Turner, Edward A. L. (2020) “Anvil Age Economy: A Map of the Spread of Iron Metallurgy across Afro-Eurasia.” Cliodynamics 11.1 https://doi.org/10.21237/C7clio11145895
When I compared the 2006 and 2009 updates to Taagepera’s lists, I missed one new empire in the 2009 article: Scythia. I have added it to the original post.
I said that the 2006 article added eight empires to Taagepera’s lists. I was wrong. I trusted a note on page 221 of the 2006 article by Turchin, Adams, and Hall:
Our list of large historical states was based on the compilation by Taagepera, which has been systematized and posted on the web by Chase-Dunn and coworkers http://irows.ucr.edu/. We checked the Taagepera list with all major historical atlases in the library of the University of Connecticut and found eight additional empires that fit our criteria (Axum, Hsi-Hsia, Kara-Khitai, Srivijaya, Maurian, Kushan, Gupta, and Maratha).
Four of their eight empires (Axum/Aksum in the Horn of Africa, Srivijaya in Indonesia, the Hsi-Hsia/Western Xia who were rivals of the Song Dynasty in China, and Maratha in South Asia) appear to be absent from Taagepera’s articles, but the other four are present and accounted for: Kara-Khitai (as W. Liao in Taagepera 1997), Gupta (Taagepera 1979 p. 132), Kushan (Taagepera 1979 p. 132), Maurian (as Maurya in Taagepera 1979 p. 132).
After a chat with T. Greer of The Scholar’s Stage, I read an interesting article by Peter Turchin called “A theory for formation of large empires” (2009). He is curious whether other world regions show the same pattern as China of empires beginning in the steppe or in the neighbouring farmland not the richest and safest agricultural districts. As he says, a lot of research focuses on the decline and disintegration of empires, not so much how a single king can come to rule millions or tens of millions of people in the first place: why do some empires last centuries when most fall to pieces within decades?
Turchin catalogued 64 states until the year 1800 CE with an area of at least a million square kilometers, and found that “over 90% of historical mega-empires were located next to or within the Old World arid zone extending from the Sahara desert to the Gobi desert” (which is a slightly different claim than the one about steppe frontiers, but never mind). When I read his list, one line popped out at me:

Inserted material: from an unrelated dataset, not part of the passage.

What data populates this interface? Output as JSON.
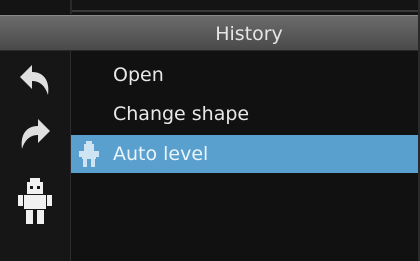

The table lists a Median empire with 2.8 million square kilometers in -585 (which is 586 BCE in Julian astronomical years with a year 0, but I think he means 585 BCE). That would have been as large as Iran, Afghanistan, and Pakistan combined. And the trouble is that such an empire probably did not exist, and if it did exist we don’t know its area.
Economists such as Gregory Clark and Brad DeLong like to tell people that between the dawn of time and 1800 or 1900 there was no growth in GDP per capita and very slow population growth. As an ancient historian this leaves me scratching my head. I decided to write this post after reading the 1998 version of DeLong’s ideas but similar ones appear to be common.
When I wrote my MA, I spent months wracking my brains and scouring libraries in hopes that I could estimate the population of the Achaemenid empire within a factor of two or three. Little did I know that a much more precise figure was available! By share of population, the largest empire was the Achaemenid... Continue reading: The Population of the Achaemenid Empire